Graduation rates at Graphic have remained at low levels—below 50%—for the past decade.
■ The school’s four-year graduation rate has recently improved— reaching 44% (including August graduates) in 2009.1 Even with this progress, it remained well below the citywide 63% average.
■ If Regents diplomas alone counted toward graduation—as will be the case in just one year—the four-year graduation rate at Graphic would drop to just 22%. Unlike the overall graduation rate, the Regents rate has not improved significantly, fluctuating between 19% and 23% over the past five years.
■ The school’s attendance rate continues to be low. The 2008-2009 average attendance rate was 75%, far below the 86% citywide average high school attendance rate that year.
■ The Graphic was rated Underdeveloped with Proficient Features on its most recent Quality Review in 2009-2010. During Quality Reviews, experienced educators spend several days visiting a school, observing classrooms, and talking to staff, students, and parents. This rating indicates serious deficiencies in the way Graphic is organized to support student learning. It also represents a decline from Proficient ratings in prior years.

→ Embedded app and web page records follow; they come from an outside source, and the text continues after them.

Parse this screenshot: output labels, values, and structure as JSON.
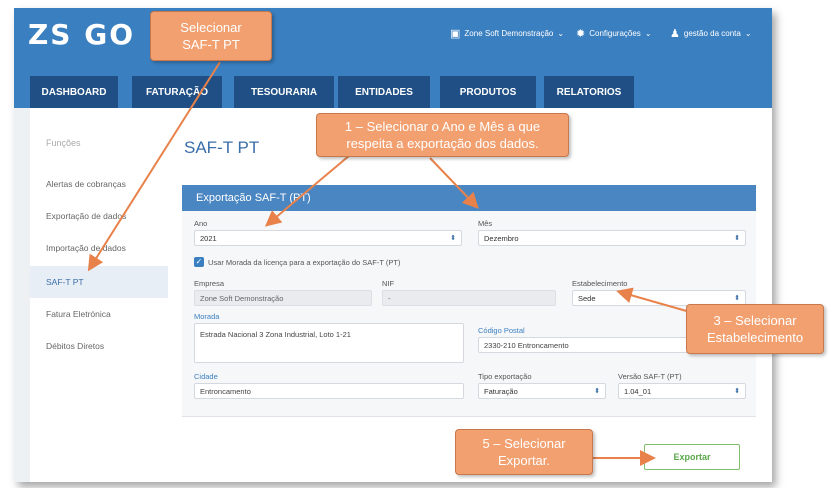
{
  "app": {
    "logo": "ZS GO"
  },
  "topmenu": {
    "company": "Zone Soft Demonstração",
    "settings": "Configurações",
    "account": "gestão da conta",
    "chevron": "⌄"
  },
  "tabs": [
    "DASHBOARD",
    "FATURAÇÃO",
    "TESOURARIA",
    "ENTIDADES",
    "PRODUTOS",
    "RELATORIOS"
  ],
  "sidebar": {
    "title": "Funções",
    "items": [
      "Alertas de cobranças",
      "Exportação de dados",
      "Importação de dados",
      "SAF-T PT",
      "Fatura Eletrónica",
      "Débitos Diretos"
    ]
  },
  "main": {
    "title": "SAF-T PT",
    "section": "Exportação SAF-T (PT)"
  },
  "form": {
    "ano_label": "Ano",
    "ano_value": "2021",
    "mes_label": "Mês",
    "mes_value": "Dezembro",
    "checkbox_label": "Usar Morada da licença para a exportação do SAF-T (PT)",
    "empresa_label": "Empresa",
    "empresa_value": "Zone Soft Demonstração",
    "nif_label": "NIF",
    "nif_value": "-",
    "estab_label": "Estabelecimento",
    "estab_value": "Sede",
    "morada_label": "Morada",
    "morada_value": "Estrada Nacional 3 Zona Industrial, Loto 1-21",
    "cp_label": "Código Postal",
    "cp_value": "2330-210 Entroncamento",
    "cidade_label": "Cidade",
    "cidade_value": "Entroncamento",
    "tipo_label": "Tipo exportação",
    "tipo_value": "Faturação",
    "versao_label": "Versão SAF-T (PT)",
    "versao_value": "1.04_01",
    "export_button": "Exportar",
    "dropdown_arrow": "⬍"
  },
  "callouts": {
    "c0_line1": "Selecionar",
    "c0_line2": "SAF-T PT",
    "c1_line1": "1 – Selecionar o Ano e Mês a que",
    "c1_line2": "respeita a exportação dos dados.",
    "c3_line1": "3 – Selecionar",
    "c3_line2": "Estabelecimento",
    "c5_line1": "5 – Selecionar",
    "c5_line2": "Exportar."
  },
  "colors": {
    "topbar": "#3a7fc0",
    "tab": "#1f4f84",
    "section": "#4a86c2",
    "callout": "#f2a070",
    "arrow": "#e8824a",
    "export_border": "#7fbf6a"
  }
}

■ Safety issues have been a concern at Graphic. On the 2010 New York City School Survey, 28% of students reported that they don’t feel safe in the hallways, bathrooms, and locker rooms at the school.
Despite Performance Struggles, Demand for Seats Has Held Steady
■ Demand for seats in the four Educational Option programs at Graphic has remained steady over the last few years, although some programs continue to attract more students than others within the school.
■ We have worked with the Principal to reduce the number of incoming ninth-graders so that more students who enroll are those who have selected the school as a top choice on their High School Application rather than entering through the “Over the Counter” process.
Despite Our Best Efforts, Performance at Graphic Remains Low
Graphic’s staff have worked hard to improve the school, but the school has not yet turned around. The DOE also extended considerable support to Graphic, including:
■ Funding and support to restructure the school into Smaller Learning Communities.
■ Working with the school to reduce enrollment and phasing-out the Academy of Print Media, the Academy with the lowest demand, as part of a campus-wide plan to focus attention on a smaller number of academies and students.
■ Extensive teacher training around a range of issues including curriculum planning, improving teaching practices, and individualizing teaching to meet each student’s needs. In addition, we provided training specifically related to implementing the Small Learning Communities initiative within the school.
■ Support for teaching teams focused on the needs of targeted student populations, such as English language learners, special education students, or students who are struggling academically.
■ Fostering opportunities for teachers and administrators to connect with colleagues in other schools, allowing them to learn from one another, improve instruction, and better support students.
■ Support in recruiting talented teachers.
As we consider possible options for the future of Graphic, we will be analyzing past strategic improvement efforts at the school to help us identify what has been working and what has not. This information will guide our thinking about how best to support students and the community going forward.
We Know That We Can Do Better
Graphic serves a high-need population: 12% of students are English language learners and 20% require special education services. But other schools serving similar students have achieved far better results.
■ At the Acorn School for Social Justice, which is in Graphic’s peer group, 6% of students are English language learners and 20% require special education services. Acorn’s four-year graduation rate last year was 75%, with 47% of students earning Regents diplomas. The school also had a 91% attendance rate.
■ At Belmont Preparatory High School, which is in Graphic’s peer group, 19% of students are English language learners and 19% of students require special education services. That school achieved a 62% four-year graduation rate in 2009, with 52% of students earning Regents diplomas.
We Remain Focused on Helping Graphic Students to Succeed
Please be assured that the DOE will work closely with Graphic’s staff to ensure that students get the support they need—this year and in the future. In the immediate term, we will build on past efforts to support the school, including:
■ Helping the school better support its highest-need students, including English language learners, special education students, and students who are performing below grade-level.
■ Working to identify areas where professional development is needed and assisting the school in meeting those needs.
■ Helping to create and enhance relationships with community partners.